The Martha Coakley for Senate campaign announced the other day that state senate president Therese Murray will serve as Honorary Finance Chair. That means that she's the lead fundraiser -- in name, if not in day-to-day activity -- for an operation trying to raise several million dollars in a couple of months. Much of that funding will be solicited from people, companies, and organizations with direct interests that come before the state legislature, where Murray is arguably the single most powerful elected official. Is there anything wrong with this?
I've spoken with a lot of people about this over the past few days, and the answer seems to be: maybe. Depends how you look at it.

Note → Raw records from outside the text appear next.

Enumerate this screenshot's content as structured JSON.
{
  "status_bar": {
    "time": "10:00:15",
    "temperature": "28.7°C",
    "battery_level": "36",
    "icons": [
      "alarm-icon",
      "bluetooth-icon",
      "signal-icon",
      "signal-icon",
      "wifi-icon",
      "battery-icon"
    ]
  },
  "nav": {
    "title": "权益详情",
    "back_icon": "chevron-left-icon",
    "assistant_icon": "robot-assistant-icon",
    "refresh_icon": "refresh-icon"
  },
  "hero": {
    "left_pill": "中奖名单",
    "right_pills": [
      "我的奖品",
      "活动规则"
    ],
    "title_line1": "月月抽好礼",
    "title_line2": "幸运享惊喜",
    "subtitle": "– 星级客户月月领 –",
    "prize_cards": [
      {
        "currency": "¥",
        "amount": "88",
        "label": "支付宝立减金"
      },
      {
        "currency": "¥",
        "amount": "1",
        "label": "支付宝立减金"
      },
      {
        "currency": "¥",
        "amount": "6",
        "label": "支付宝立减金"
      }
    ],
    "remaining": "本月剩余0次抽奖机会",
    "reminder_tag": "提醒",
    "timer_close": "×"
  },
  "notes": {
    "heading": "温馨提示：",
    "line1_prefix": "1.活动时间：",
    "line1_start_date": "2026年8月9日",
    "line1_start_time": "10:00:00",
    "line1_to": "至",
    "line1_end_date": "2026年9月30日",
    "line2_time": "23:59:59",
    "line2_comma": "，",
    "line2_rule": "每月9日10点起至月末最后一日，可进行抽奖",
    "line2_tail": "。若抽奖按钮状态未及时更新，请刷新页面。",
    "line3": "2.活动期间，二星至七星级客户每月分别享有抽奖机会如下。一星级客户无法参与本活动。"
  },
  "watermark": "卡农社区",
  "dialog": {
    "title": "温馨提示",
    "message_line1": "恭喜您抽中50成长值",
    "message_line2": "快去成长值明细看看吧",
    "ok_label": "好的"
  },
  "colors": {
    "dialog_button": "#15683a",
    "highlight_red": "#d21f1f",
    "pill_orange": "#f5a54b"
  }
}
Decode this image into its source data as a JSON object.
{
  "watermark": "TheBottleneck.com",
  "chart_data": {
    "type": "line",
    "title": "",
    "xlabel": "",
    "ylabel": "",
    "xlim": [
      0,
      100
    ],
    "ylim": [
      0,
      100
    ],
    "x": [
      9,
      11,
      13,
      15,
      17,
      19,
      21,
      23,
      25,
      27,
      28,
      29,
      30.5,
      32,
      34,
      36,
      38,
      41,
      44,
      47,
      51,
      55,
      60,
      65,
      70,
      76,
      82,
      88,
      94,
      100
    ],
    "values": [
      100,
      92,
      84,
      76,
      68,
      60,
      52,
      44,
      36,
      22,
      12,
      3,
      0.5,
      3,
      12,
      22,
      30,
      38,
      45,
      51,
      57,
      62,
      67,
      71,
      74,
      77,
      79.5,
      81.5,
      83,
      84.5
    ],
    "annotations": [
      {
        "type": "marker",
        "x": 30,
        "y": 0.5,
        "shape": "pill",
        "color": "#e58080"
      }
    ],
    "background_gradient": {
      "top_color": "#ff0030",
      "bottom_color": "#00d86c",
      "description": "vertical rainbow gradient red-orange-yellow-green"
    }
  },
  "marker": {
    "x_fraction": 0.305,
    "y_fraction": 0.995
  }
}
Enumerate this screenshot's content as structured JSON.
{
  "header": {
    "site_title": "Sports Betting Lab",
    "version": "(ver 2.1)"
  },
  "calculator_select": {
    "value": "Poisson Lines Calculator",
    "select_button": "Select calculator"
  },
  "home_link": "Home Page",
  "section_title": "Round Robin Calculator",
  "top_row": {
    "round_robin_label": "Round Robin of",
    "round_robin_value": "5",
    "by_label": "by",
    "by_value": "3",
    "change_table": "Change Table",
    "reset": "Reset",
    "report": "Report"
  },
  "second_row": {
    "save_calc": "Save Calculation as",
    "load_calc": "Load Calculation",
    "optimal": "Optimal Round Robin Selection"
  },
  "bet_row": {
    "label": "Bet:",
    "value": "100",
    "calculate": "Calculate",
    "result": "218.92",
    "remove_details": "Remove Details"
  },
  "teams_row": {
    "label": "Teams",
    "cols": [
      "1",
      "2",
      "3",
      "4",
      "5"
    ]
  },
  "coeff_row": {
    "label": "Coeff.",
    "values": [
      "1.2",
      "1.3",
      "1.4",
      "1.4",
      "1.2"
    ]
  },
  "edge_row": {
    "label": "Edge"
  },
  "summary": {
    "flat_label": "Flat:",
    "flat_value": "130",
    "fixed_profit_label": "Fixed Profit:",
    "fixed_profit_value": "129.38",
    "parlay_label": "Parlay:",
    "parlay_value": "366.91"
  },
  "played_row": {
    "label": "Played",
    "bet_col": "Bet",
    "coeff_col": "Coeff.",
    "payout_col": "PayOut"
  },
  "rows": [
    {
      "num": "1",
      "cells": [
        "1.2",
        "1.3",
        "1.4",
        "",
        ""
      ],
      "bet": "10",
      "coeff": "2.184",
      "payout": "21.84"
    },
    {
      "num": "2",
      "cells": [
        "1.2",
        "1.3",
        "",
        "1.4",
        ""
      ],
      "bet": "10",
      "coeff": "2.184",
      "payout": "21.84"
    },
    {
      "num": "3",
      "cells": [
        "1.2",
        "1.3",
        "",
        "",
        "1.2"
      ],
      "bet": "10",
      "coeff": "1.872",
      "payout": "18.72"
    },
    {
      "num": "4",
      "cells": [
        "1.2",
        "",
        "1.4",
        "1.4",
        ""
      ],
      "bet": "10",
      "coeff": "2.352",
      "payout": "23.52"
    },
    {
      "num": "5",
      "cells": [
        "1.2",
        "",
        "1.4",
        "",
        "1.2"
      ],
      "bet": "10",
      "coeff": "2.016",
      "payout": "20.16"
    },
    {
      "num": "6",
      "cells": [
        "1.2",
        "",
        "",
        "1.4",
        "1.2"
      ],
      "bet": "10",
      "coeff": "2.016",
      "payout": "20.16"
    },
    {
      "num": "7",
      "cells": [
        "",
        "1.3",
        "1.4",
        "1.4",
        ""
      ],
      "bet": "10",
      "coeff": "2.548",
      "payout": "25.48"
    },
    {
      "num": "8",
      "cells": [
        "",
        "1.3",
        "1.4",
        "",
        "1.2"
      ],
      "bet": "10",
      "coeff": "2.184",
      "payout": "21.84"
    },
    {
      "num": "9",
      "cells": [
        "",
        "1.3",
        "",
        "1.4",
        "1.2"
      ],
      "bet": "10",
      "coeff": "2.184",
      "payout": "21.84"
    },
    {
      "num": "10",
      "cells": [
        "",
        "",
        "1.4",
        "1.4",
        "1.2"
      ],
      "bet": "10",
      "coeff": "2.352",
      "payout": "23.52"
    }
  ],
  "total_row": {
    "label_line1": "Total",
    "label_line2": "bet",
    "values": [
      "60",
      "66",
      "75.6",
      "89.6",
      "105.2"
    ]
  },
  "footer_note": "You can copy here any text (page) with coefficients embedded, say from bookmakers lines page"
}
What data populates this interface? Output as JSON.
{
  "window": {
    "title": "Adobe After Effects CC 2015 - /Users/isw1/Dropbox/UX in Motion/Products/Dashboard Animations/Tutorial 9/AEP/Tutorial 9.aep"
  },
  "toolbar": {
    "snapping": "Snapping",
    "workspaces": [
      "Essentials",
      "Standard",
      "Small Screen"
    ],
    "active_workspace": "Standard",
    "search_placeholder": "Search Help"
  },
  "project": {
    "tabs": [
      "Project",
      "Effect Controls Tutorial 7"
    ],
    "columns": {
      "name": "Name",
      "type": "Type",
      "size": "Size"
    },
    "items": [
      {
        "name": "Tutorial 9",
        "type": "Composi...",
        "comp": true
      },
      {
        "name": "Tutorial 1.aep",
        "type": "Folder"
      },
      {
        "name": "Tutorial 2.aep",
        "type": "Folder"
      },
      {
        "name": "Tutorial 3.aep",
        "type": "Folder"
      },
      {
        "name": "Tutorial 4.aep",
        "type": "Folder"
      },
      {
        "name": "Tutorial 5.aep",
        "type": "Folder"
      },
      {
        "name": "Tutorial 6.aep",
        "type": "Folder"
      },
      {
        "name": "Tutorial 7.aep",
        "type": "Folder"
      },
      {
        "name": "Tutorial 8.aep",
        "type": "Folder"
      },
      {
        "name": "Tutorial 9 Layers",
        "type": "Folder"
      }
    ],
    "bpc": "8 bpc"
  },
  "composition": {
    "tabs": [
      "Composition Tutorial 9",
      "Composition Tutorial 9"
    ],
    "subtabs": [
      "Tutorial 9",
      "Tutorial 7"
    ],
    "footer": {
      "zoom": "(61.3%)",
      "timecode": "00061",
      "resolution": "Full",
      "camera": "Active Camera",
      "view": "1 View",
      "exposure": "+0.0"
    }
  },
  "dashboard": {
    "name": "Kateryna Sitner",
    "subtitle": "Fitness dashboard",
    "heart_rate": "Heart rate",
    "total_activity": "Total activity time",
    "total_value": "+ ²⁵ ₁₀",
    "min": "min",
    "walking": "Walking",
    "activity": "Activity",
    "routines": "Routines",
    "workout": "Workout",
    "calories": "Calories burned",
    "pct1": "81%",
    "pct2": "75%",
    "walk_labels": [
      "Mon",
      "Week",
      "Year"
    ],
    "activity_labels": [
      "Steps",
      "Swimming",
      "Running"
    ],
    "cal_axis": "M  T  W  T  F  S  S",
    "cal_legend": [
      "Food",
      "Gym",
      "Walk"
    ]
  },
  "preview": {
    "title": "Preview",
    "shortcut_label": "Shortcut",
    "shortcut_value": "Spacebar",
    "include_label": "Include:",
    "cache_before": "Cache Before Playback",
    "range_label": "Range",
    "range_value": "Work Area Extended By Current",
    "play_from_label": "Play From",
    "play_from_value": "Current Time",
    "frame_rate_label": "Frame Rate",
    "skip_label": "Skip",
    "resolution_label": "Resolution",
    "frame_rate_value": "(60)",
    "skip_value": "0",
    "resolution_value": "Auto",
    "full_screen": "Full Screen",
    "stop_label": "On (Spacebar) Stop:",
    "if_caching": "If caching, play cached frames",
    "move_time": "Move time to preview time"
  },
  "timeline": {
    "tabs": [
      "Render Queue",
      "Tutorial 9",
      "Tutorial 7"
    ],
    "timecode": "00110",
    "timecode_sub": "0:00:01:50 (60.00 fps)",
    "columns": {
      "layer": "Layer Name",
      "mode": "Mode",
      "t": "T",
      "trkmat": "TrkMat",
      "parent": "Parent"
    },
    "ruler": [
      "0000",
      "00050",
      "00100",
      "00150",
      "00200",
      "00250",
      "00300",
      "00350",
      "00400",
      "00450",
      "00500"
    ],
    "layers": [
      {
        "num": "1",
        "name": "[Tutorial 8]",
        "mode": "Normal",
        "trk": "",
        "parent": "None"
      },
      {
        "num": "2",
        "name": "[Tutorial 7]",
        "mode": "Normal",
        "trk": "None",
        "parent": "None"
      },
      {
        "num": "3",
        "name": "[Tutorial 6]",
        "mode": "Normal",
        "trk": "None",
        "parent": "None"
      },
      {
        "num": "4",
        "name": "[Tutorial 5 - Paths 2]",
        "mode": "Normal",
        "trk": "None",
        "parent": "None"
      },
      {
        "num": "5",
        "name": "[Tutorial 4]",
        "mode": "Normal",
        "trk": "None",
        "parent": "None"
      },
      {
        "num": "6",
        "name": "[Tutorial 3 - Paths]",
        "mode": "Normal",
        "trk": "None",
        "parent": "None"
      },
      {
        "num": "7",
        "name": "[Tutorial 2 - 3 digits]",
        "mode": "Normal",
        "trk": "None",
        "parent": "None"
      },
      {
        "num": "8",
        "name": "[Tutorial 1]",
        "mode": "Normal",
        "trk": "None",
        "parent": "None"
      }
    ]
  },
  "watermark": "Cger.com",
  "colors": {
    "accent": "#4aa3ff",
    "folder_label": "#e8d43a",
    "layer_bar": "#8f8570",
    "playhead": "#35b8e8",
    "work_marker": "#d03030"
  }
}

In one sense, this is nothing unusual. Elected officials help raise money for one another all the time. There will be elected officials helping raise money for other candidates in the Senate race. Senate minority leader Richard Tisei is co-chair [correction] chairman of the Charlie Baker gubernatorial campaign. Murray's role does not appear to violate state campaign or ethics laws, so long as she operates within fairly obvious guidelines.
In another sense, this is a first. Veteran state political observers could not recall any precedent when a holder of such a powerful elected office in Massachusetts accepted an official fundraising title on another major candidate's campaign.
And this is not just "another candidate." This is one of the highest-profile political campaigns this state has seen in a generation -- one with the opportunity of electing the state's first woman Senator, a cause known to be dear to Murray's heart. It is also a federal campaign, meaning that individuals can contribute $2400, rather than the $500 limit for state offices. (And thus, a corporation's board and executives will be expected to bundle tens of thousands.) Also, Coakley starts the fundraising sprint far behind her main opponent; and, as several people pointed out to me, has little "juice" with the special interests and operators who intersect under the golden dome -- people with whom Terri Murray has a tremendous amount of juice indeed.
In sum, it's fair to assume that this is not just another dime-a-dozen election to Murray -- that gathering contributions for Coakley is very, very important to her.
So, one veteran state Democratic insider, not currently backing anyone in the Senate race, calls the arrangement "very disturbing," saying that Murray's name in that official title is like a "neon sign" saying that lobbyists and interest groups need to pony up to Coakley if they want their interests taken care of on Beacon Hill. Another says that, given the "tremendous institutional power of the senate president," companies and organizations will feel that "if they don't listen to her" -- and raise money for Coakley -- "she won't listen to them" when they have interests before the legislature. Others agree, adding that the appearance of impropriety is especially troubling given the recent money-and-influence scandals on Beacon Hill, and the supposed "season of reform" now taking place there. "It stinks," says one insider.
But others are not troubled -- including some who would be expected to pounce on any whiff of corruption. Pam Wilmot of Common Cause says that lawmakers like Murray can ethically make solicitations, as long as they are careful not to suggest any quid pro quo or linkage to future legislative action. In fact, by taking an official title, "at least this says it's out in the open," Wilmot says. A Republican legislator says he has no problem with the official role on the Coakley finance team, "depending on how Terri Murray wants to play it." Former state treasurer Shannon O'Brien, who is neutral in the Senate race, says that the arrangement is fine "as long as all of the fundraising activities are done legally and properly, with no undue pressure."
Coakley campaign spokesperson Alex Zaroulis says that "there is nothing wrong with Senator Murray acting as honorary finance chair for the Coakley campaign." (Murray's office did not return calls for comment today.) Murray will also act as a surrogate speaker, and "a motivating force" for Coakley supporters, in addition to her fundraising role, Zaroulis says. "This is a red herring," she says of any suggestion of impropriety. "We are extremely proud to have her support."